Diabetes – What is Diabetes?
Diabetes is a serious condition that affects millions of people each year. It occurs when your body isn’t producing enough insulin, or when it can’t use the insulin it does produce effectively.
The good news is that it can be cured and treated or delayed through diet, exercise and medications. It’s also crucial to be aware of symptoms to be able to tell whether something is wrong and seek treatment.
What is diabetes?
Diabetes is a chronic health issue (long-lasting), which alters the way your body converts food into energy. It occurs when your pancreas stops making enough insulin or isn’t able to use it as well as it should.
Insulin is a hormone that assists your cells absorb and use sugar, which is known as glucose. Type 2 diabetics don’t produce enough insulin or are unable to use it correctly.
In both forms of diabetes, the blood sugar levels can become excessively high over time. This can cause problems with the kidneys, eyes and feet. It may also damage your heart arteries and brain.
Type 1 diabetes
Type 1 diabetes is caused by an autoimmune reaction which means that your immune system attacks pancreatic cells that produce insulin, and destroys them. This destruction can happen over months or even years, eventually leading to the complete absence of insulin.
Insulin is needed by people who suffer from type 1 diabetes each day. They must also keep an eye on their blood sugar levels and adjust their insulin, food, and levels of exercise to keep their blood sugar in an acceptable range.
Type 2 diabetes
If you have type 2 diabetes the body does not make use of insulin as it should. Insulin is a hormonal substance that aids your cells in moving glucose (blood sugar) from your blood into your cells where it can be used to create energy.
People suffering from type 2 diabetes have to manage their condition with a healthy diet and exercise. They might also need to take medicine to control their blood sugar levels.
Women with diabetes are afflicted with symptoms
Diabetes is a chronic condition that affects people of all races, ethnicities, and genders. Women are at greater risk than men.
Women with diabetes are more likely to experience complications, like heart disease (the most common diabetes-related complication) and loss of vision.
Polydipsia is a sign of warning for women with diabetes. This is because diabetes can cause excess sugar to accumulate in your bloodstream and kidneys are unable to remove it.
Diabetes in men The signs and symptoms
In diabetes, cells are unable to use blood sugar (glucose) to produce energy. This is usually because the pancreas stops producing enough insulin.
This can result in high blood glucose levels. Your body will then try to lower the levels by flushing the excess glucose in your bloodstream through urine.
People suffering from diabetes frequently experience thirst and require to drink large amounts of fluids, up to four liters a day.
Men may also experience weight loss because their bodies break down muscle for energy instead of fat.
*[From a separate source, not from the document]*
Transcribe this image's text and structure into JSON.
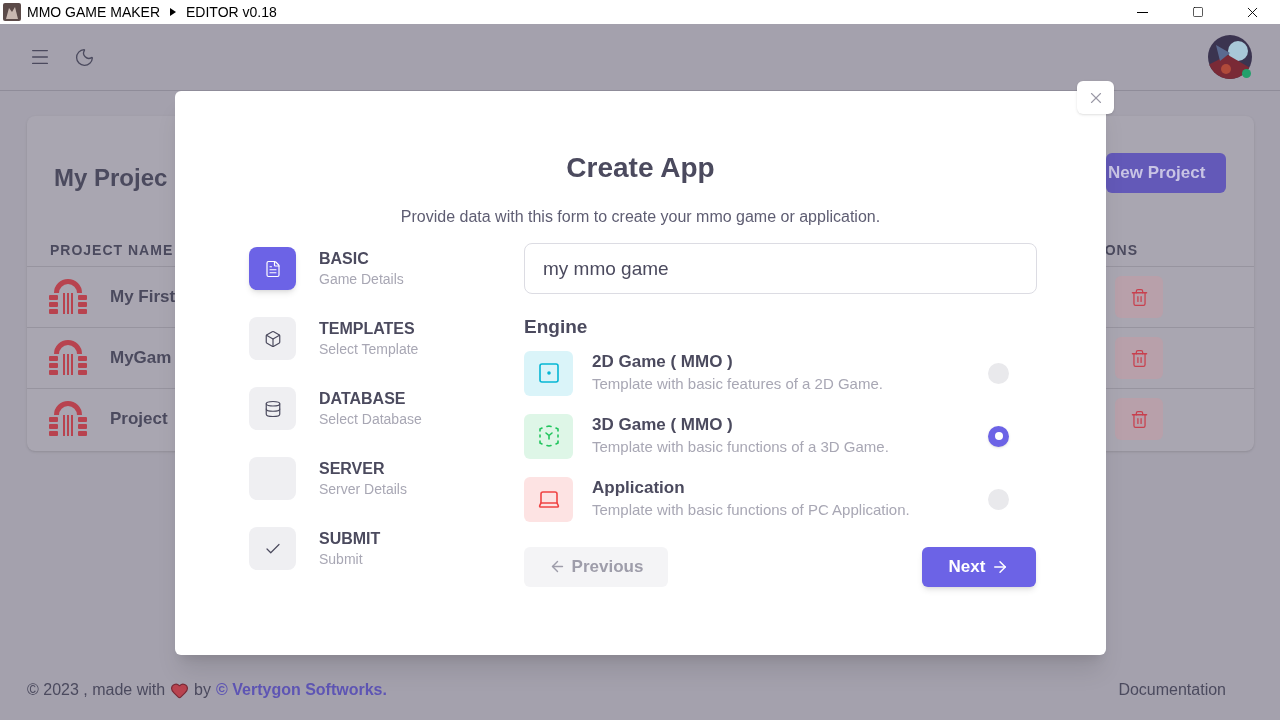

This is due to the fact that their blood sugar levels stay high for extended periods.
A healthy diet with a low-carbohydrate diet can be an essential part of managing the condition. It can help you control blood sugar levels control weight and reduce the risk factors for heart disease.
Your diet should include plenty of whole foods like fruits, whole grains, vegetables, beans and low-fat dairy. It should be free of saturated (unhealthy) fats and added sugars.
You might also need to limit the amount of drinks that contain sugar you consume. These drinks are often high in sugar and can cause blood sugar levels to rise.
Your doctor may prescribe diabetes medication to keep your blood glucose (blood sugar) levels within an acceptable range. These medicines are usually combined with lifestyle changes, such as diet and exercise to manage your diabetes.
If your blood sugar levels aren’t well controlled on one medicine another medicine could be added. Your doctor will help you determine the most appropriate medicine to meet your needs and preferences.
Newer medicines, such as sodium-glucose-cotransporter-2 inhibitors as well as glucagon antagonists for the peptide-1 receptor, decrease blood sugar levels and are beneficial for the kidneys and cardiovascular system, while decreasing the risk of complications. They also aid in weight loss and are available in tablets and injections.